TASK STATEMENT
Once you find a line containing the word "this" in the entries below, copy it.

[Start of section]

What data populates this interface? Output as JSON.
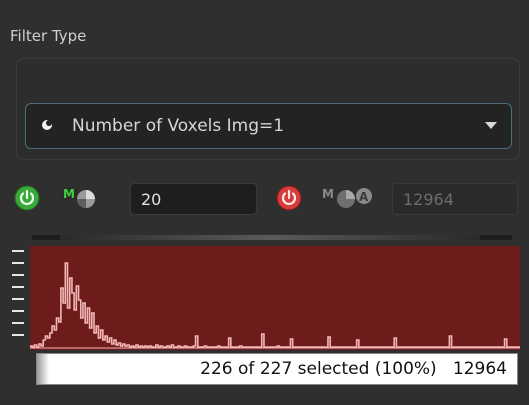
{
  "panel": {
    "title": "Filter Type"
  },
  "filter": {
    "selected": "Number of Voxels Img=1"
  },
  "lower": {
    "value": "20",
    "mode_label": "M"
  },
  "upper": {
    "value": "12964",
    "mode_label": "M"
  },
  "histogram": {
    "bins": [
      2,
      1,
      3,
      1,
      4,
      2,
      8,
      12,
      10,
      15,
      22,
      18,
      30,
      26,
      60,
      45,
      85,
      40,
      70,
      55,
      38,
      62,
      48,
      30,
      45,
      25,
      40,
      20,
      35,
      15,
      22,
      10,
      18,
      8,
      12,
      6,
      10,
      4,
      8,
      3,
      5,
      2,
      4,
      2,
      3,
      1,
      2,
      1,
      3,
      1,
      2,
      1,
      2,
      1,
      2,
      1,
      1,
      3,
      1,
      2,
      1,
      1,
      2,
      1,
      3,
      1,
      1,
      2,
      1,
      1,
      2,
      1,
      1,
      1,
      2,
      1,
      1,
      1,
      1,
      2,
      1,
      1,
      1,
      1,
      1,
      2,
      1,
      1,
      1,
      1,
      1,
      1,
      1,
      1,
      1,
      2,
      1,
      1,
      1,
      1,
      1,
      1,
      1,
      1,
      1,
      1,
      1,
      1,
      1,
      1,
      1,
      1,
      2,
      1,
      1,
      1,
      1,
      1,
      1,
      1,
      1,
      1,
      1,
      1,
      1,
      1,
      1,
      1,
      1,
      1,
      1,
      1,
      1,
      1,
      1,
      1,
      1,
      1,
      1,
      1,
      1,
      1,
      1,
      1,
      1,
      1,
      1,
      1,
      1,
      1,
      1,
      1,
      1,
      1,
      1,
      1,
      1,
      1,
      1,
      1,
      1,
      1,
      1,
      1,
      1,
      1,
      1,
      1,
      1,
      1,
      1,
      1,
      1,
      1,
      1,
      1,
      1,
      1,
      1,
      1,
      1,
      1,
      1,
      1,
      1,
      1,
      1,
      1,
      1,
      1,
      1,
      1,
      1,
      1,
      1,
      1,
      1,
      1,
      1,
      1,
      1,
      1,
      1,
      1,
      1,
      1,
      1,
      1,
      1,
      1,
      1,
      1,
      1,
      1,
      1,
      1,
      1,
      1,
      1,
      1,
      1,
      1
    ],
    "spikes": [
      {
        "bin": 75,
        "value": 12
      },
      {
        "bin": 90,
        "value": 10
      },
      {
        "bin": 105,
        "value": 14
      },
      {
        "bin": 118,
        "value": 9
      },
      {
        "bin": 135,
        "value": 11
      },
      {
        "bin": 148,
        "value": 8
      },
      {
        "bin": 165,
        "value": 10
      },
      {
        "bin": 190,
        "value": 12
      },
      {
        "bin": 215,
        "value": 9
      }
    ],
    "max": 90,
    "colors": {
      "background": "#6e1b1b",
      "bars": "#f4b8b8"
    }
  },
  "status": {
    "text": "226 of 227 selected (100%)   12964"
  }
}
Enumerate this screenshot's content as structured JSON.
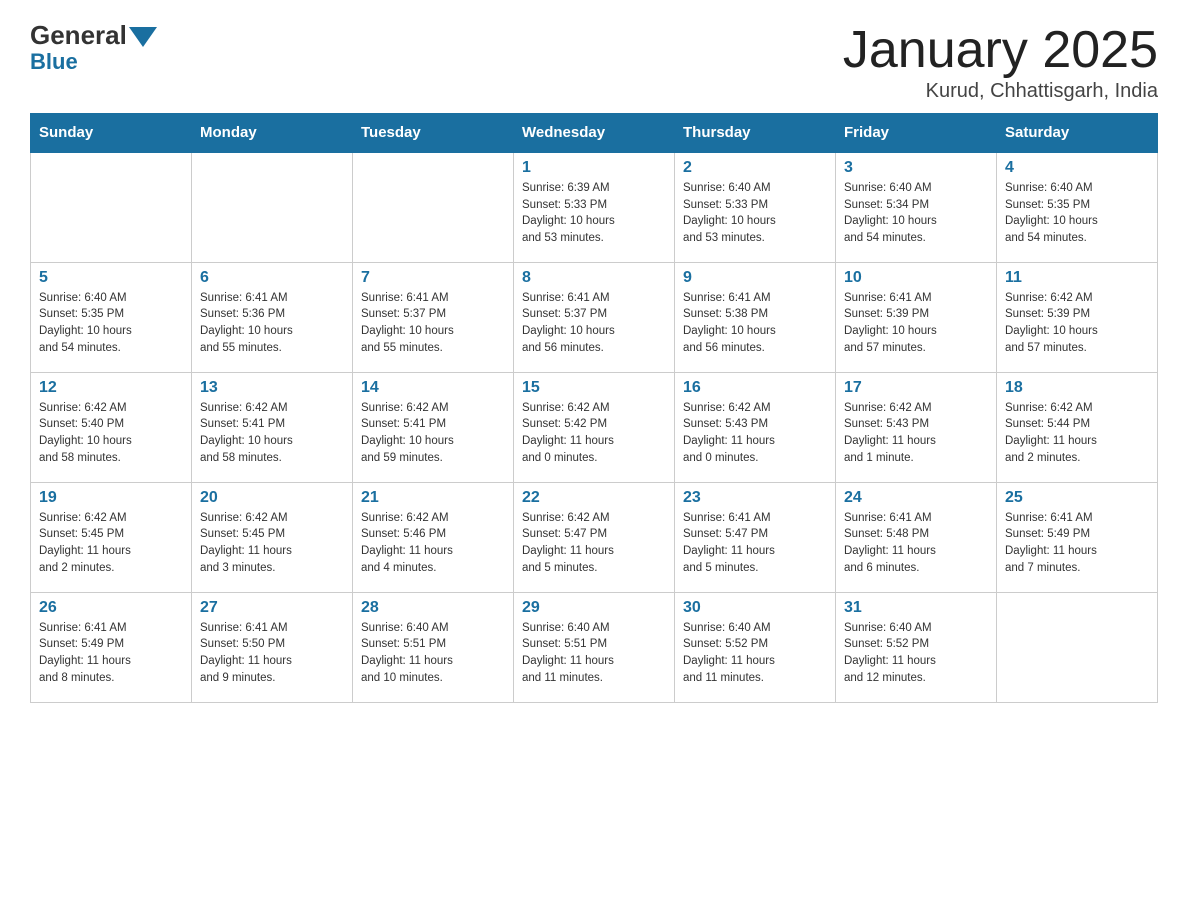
{
  "logo": {
    "general": "General",
    "blue": "Blue"
  },
  "title": "January 2025",
  "subtitle": "Kurud, Chhattisgarh, India",
  "weekdays": [
    "Sunday",
    "Monday",
    "Tuesday",
    "Wednesday",
    "Thursday",
    "Friday",
    "Saturday"
  ],
  "weeks": [
    [
      {
        "day": "",
        "info": ""
      },
      {
        "day": "",
        "info": ""
      },
      {
        "day": "",
        "info": ""
      },
      {
        "day": "1",
        "info": "Sunrise: 6:39 AM\nSunset: 5:33 PM\nDaylight: 10 hours\nand 53 minutes."
      },
      {
        "day": "2",
        "info": "Sunrise: 6:40 AM\nSunset: 5:33 PM\nDaylight: 10 hours\nand 53 minutes."
      },
      {
        "day": "3",
        "info": "Sunrise: 6:40 AM\nSunset: 5:34 PM\nDaylight: 10 hours\nand 54 minutes."
      },
      {
        "day": "4",
        "info": "Sunrise: 6:40 AM\nSunset: 5:35 PM\nDaylight: 10 hours\nand 54 minutes."
      }
    ],
    [
      {
        "day": "5",
        "info": "Sunrise: 6:40 AM\nSunset: 5:35 PM\nDaylight: 10 hours\nand 54 minutes."
      },
      {
        "day": "6",
        "info": "Sunrise: 6:41 AM\nSunset: 5:36 PM\nDaylight: 10 hours\nand 55 minutes."
      },
      {
        "day": "7",
        "info": "Sunrise: 6:41 AM\nSunset: 5:37 PM\nDaylight: 10 hours\nand 55 minutes."
      },
      {
        "day": "8",
        "info": "Sunrise: 6:41 AM\nSunset: 5:37 PM\nDaylight: 10 hours\nand 56 minutes."
      },
      {
        "day": "9",
        "info": "Sunrise: 6:41 AM\nSunset: 5:38 PM\nDaylight: 10 hours\nand 56 minutes."
      },
      {
        "day": "10",
        "info": "Sunrise: 6:41 AM\nSunset: 5:39 PM\nDaylight: 10 hours\nand 57 minutes."
      },
      {
        "day": "11",
        "info": "Sunrise: 6:42 AM\nSunset: 5:39 PM\nDaylight: 10 hours\nand 57 minutes."
      }
    ],
    [
      {
        "day": "12",
        "info": "Sunrise: 6:42 AM\nSunset: 5:40 PM\nDaylight: 10 hours\nand 58 minutes."
      },
      {
        "day": "13",
        "info": "Sunrise: 6:42 AM\nSunset: 5:41 PM\nDaylight: 10 hours\nand 58 minutes."
      },
      {
        "day": "14",
        "info": "Sunrise: 6:42 AM\nSunset: 5:41 PM\nDaylight: 10 hours\nand 59 minutes."
      },
      {
        "day": "15",
        "info": "Sunrise: 6:42 AM\nSunset: 5:42 PM\nDaylight: 11 hours\nand 0 minutes."
      },
      {
        "day": "16",
        "info": "Sunrise: 6:42 AM\nSunset: 5:43 PM\nDaylight: 11 hours\nand 0 minutes."
      },
      {
        "day": "17",
        "info": "Sunrise: 6:42 AM\nSunset: 5:43 PM\nDaylight: 11 hours\nand 1 minute."
      },
      {
        "day": "18",
        "info": "Sunrise: 6:42 AM\nSunset: 5:44 PM\nDaylight: 11 hours\nand 2 minutes."
      }
    ],
    [
      {
        "day": "19",
        "info": "Sunrise: 6:42 AM\nSunset: 5:45 PM\nDaylight: 11 hours\nand 2 minutes."
      },
      {
        "day": "20",
        "info": "Sunrise: 6:42 AM\nSunset: 5:45 PM\nDaylight: 11 hours\nand 3 minutes."
      },
      {
        "day": "21",
        "info": "Sunrise: 6:42 AM\nSunset: 5:46 PM\nDaylight: 11 hours\nand 4 minutes."
      },
      {
        "day": "22",
        "info": "Sunrise: 6:42 AM\nSunset: 5:47 PM\nDaylight: 11 hours\nand 5 minutes."
      },
      {
        "day": "23",
        "info": "Sunrise: 6:41 AM\nSunset: 5:47 PM\nDaylight: 11 hours\nand 5 minutes."
      },
      {
        "day": "24",
        "info": "Sunrise: 6:41 AM\nSunset: 5:48 PM\nDaylight: 11 hours\nand 6 minutes."
      },
      {
        "day": "25",
        "info": "Sunrise: 6:41 AM\nSunset: 5:49 PM\nDaylight: 11 hours\nand 7 minutes."
      }
    ],
    [
      {
        "day": "26",
        "info": "Sunrise: 6:41 AM\nSunset: 5:49 PM\nDaylight: 11 hours\nand 8 minutes."
      },
      {
        "day": "27",
        "info": "Sunrise: 6:41 AM\nSunset: 5:50 PM\nDaylight: 11 hours\nand 9 minutes."
      },
      {
        "day": "28",
        "info": "Sunrise: 6:40 AM\nSunset: 5:51 PM\nDaylight: 11 hours\nand 10 minutes."
      },
      {
        "day": "29",
        "info": "Sunrise: 6:40 AM\nSunset: 5:51 PM\nDaylight: 11 hours\nand 11 minutes."
      },
      {
        "day": "30",
        "info": "Sunrise: 6:40 AM\nSunset: 5:52 PM\nDaylight: 11 hours\nand 11 minutes."
      },
      {
        "day": "31",
        "info": "Sunrise: 6:40 AM\nSunset: 5:52 PM\nDaylight: 11 hours\nand 12 minutes."
      },
      {
        "day": "",
        "info": ""
      }
    ]
  ]
}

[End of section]

RESPONSE BOX
What data populates this interface? Output as JSON.
Enumerate this screenshot's content as structured JSON.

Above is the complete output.